We’re not done yet. Go to YouTube, the premier video-sharing site, and type Quebec resort into the search box. You’ll get 29 results. Looking at the user names, you note that “zenwaiter” has posted several videos. Click through to his profile and you read, “In the winter I travel all over Quebec…and I shoot video clips.” He even has a link to his website,

Remembering our earlier search techniques, we look up that URL on Technorati and find 131 posts linking to it. Some of these bloggers might be good targets for you. The activity certainly indicates that zenwaiter is a promising influencer.

While we’re looking at multimedia, let’s check out whether there are any good podcasts in this area. Podcasts are Internet audio and video programs that you can download and play on computers or portable media players.

The Who’s Who of podcasting is Apple’s iTunes. Searching on Canada travel podcast, we come up with 150 results, which iTunes lets you sort by popularity. The service will also tell you which programs are explicit or clean, which is something you want to know.

The trick with podcasts is to identify programs that are still active. Many series go dormant after just a few episodes but they aren’t removed from the iTunes directory. The only way to tell, unfortunately, is to click through to descriptions or websites and see when it was last updated.

Podcast Alley lists 200 results for the same query, but they’re in no particular order. You need to look for promising titles and click through to the details page, where Podcast Alley provides a nice summary of popularity and recent episodes.Beware: many podcasts are produced by businesses – even your competitors – and probably aren’t good targets for you. We do quickly find a couple of good candidates, though, including Travelrific and The Travel Advice Show. Most podcasts have accompanying websites, so it’s pretty easy to find contact information.

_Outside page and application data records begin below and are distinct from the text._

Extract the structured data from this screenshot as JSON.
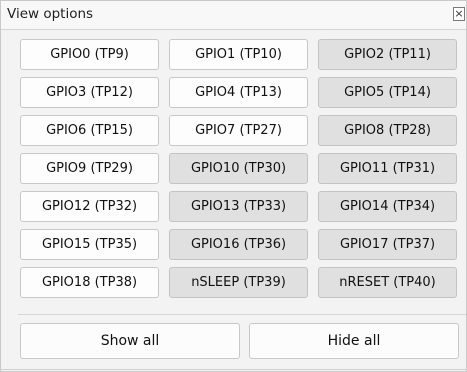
{
  "panel": {
    "title": "View options",
    "close_glyph": "×",
    "close_icon": "close-icon"
  },
  "buttons": [
    {
      "label": "GPIO0 (TP9)",
      "active": true
    },
    {
      "label": "GPIO1 (TP10)",
      "active": true
    },
    {
      "label": "GPIO2 (TP11)",
      "active": false
    },
    {
      "label": "GPIO3 (TP12)",
      "active": true
    },
    {
      "label": "GPIO4 (TP13)",
      "active": true
    },
    {
      "label": "GPIO5 (TP14)",
      "active": false
    },
    {
      "label": "GPIO6 (TP15)",
      "active": true
    },
    {
      "label": "GPIO7 (TP27)",
      "active": true
    },
    {
      "label": "GPIO8 (TP28)",
      "active": false
    },
    {
      "label": "GPIO9 (TP29)",
      "active": true
    },
    {
      "label": "GPIO10 (TP30)",
      "active": false
    },
    {
      "label": "GPIO11 (TP31)",
      "active": false
    },
    {
      "label": "GPIO12 (TP32)",
      "active": true
    },
    {
      "label": "GPIO13 (TP33)",
      "active": false
    },
    {
      "label": "GPIO14 (TP34)",
      "active": false
    },
    {
      "label": "GPIO15 (TP35)",
      "active": true
    },
    {
      "label": "GPIO16 (TP36)",
      "active": false
    },
    {
      "label": "GPIO17 (TP37)",
      "active": false
    },
    {
      "label": "GPIO18 (TP38)",
      "active": true
    },
    {
      "label": "nSLEEP (TP39)",
      "active": false
    },
    {
      "label": "nRESET (TP40)",
      "active": false
    }
  ],
  "actions": {
    "show_all": "Show all",
    "hide_all": "Hide all"
  }
}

We’re almost through the process of identifying influencers. Next week, we’ll look at social networks and social bookmarking sites.